AIM OF THE EXERCISE => In the records below, count every line containing "Enabled". Reply with the number only.

THE RECORDS =>
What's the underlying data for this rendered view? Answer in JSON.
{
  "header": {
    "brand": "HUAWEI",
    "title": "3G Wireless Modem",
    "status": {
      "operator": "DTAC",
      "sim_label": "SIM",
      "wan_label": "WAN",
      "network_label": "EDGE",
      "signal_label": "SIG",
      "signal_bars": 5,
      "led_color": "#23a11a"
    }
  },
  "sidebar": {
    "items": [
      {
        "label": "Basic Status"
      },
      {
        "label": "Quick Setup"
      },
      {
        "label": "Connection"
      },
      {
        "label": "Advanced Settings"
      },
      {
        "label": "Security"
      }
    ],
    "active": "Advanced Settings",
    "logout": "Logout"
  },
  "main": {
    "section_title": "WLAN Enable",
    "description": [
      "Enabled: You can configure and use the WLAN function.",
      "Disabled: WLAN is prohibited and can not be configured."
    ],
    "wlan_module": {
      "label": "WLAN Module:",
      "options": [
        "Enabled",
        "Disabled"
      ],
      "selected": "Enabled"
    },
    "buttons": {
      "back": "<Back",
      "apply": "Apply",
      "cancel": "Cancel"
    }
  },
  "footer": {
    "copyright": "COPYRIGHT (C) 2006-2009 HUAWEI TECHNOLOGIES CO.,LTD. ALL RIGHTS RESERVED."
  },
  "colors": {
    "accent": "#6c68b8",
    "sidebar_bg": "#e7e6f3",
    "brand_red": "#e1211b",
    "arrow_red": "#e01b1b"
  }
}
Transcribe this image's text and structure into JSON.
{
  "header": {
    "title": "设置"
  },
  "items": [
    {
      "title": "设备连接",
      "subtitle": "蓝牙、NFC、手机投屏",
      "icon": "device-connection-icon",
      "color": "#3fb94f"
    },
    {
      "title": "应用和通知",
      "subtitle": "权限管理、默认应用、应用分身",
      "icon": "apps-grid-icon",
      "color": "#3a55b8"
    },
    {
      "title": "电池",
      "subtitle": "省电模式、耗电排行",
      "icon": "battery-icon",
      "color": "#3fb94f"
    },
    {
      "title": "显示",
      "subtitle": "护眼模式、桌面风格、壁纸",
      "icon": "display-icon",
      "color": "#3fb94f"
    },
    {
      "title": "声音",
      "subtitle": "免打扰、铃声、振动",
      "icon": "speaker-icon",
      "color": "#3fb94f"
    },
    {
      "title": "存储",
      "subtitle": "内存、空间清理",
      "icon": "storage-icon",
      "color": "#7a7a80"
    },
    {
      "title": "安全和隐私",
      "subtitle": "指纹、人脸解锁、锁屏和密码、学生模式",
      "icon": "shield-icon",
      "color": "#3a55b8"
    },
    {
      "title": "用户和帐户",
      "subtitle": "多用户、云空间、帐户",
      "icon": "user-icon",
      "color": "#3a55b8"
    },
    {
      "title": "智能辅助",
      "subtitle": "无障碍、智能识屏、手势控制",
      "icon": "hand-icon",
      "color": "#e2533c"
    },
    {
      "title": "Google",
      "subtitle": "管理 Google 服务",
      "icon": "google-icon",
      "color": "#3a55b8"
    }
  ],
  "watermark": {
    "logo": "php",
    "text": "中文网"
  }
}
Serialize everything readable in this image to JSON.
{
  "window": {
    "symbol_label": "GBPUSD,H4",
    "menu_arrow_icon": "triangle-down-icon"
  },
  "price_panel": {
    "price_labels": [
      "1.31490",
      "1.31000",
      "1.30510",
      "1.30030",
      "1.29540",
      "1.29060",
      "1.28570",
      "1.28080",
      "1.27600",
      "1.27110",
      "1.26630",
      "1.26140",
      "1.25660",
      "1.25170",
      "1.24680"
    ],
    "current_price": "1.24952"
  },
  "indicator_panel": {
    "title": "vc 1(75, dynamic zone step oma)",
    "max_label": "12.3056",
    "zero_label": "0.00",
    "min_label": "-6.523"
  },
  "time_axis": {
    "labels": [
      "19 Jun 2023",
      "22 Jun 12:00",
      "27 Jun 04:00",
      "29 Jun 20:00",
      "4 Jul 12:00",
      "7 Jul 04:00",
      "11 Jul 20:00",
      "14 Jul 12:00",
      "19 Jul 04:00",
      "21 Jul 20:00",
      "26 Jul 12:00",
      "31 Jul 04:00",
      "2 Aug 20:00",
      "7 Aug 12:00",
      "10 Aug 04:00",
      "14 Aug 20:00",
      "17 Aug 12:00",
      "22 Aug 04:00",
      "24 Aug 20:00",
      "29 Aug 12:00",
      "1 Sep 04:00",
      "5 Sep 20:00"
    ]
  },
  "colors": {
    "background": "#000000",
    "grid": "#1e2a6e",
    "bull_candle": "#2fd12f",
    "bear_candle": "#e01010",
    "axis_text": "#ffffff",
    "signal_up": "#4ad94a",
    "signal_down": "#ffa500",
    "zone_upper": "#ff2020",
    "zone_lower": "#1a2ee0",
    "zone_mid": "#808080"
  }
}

EXERCISE OUTPUT => 3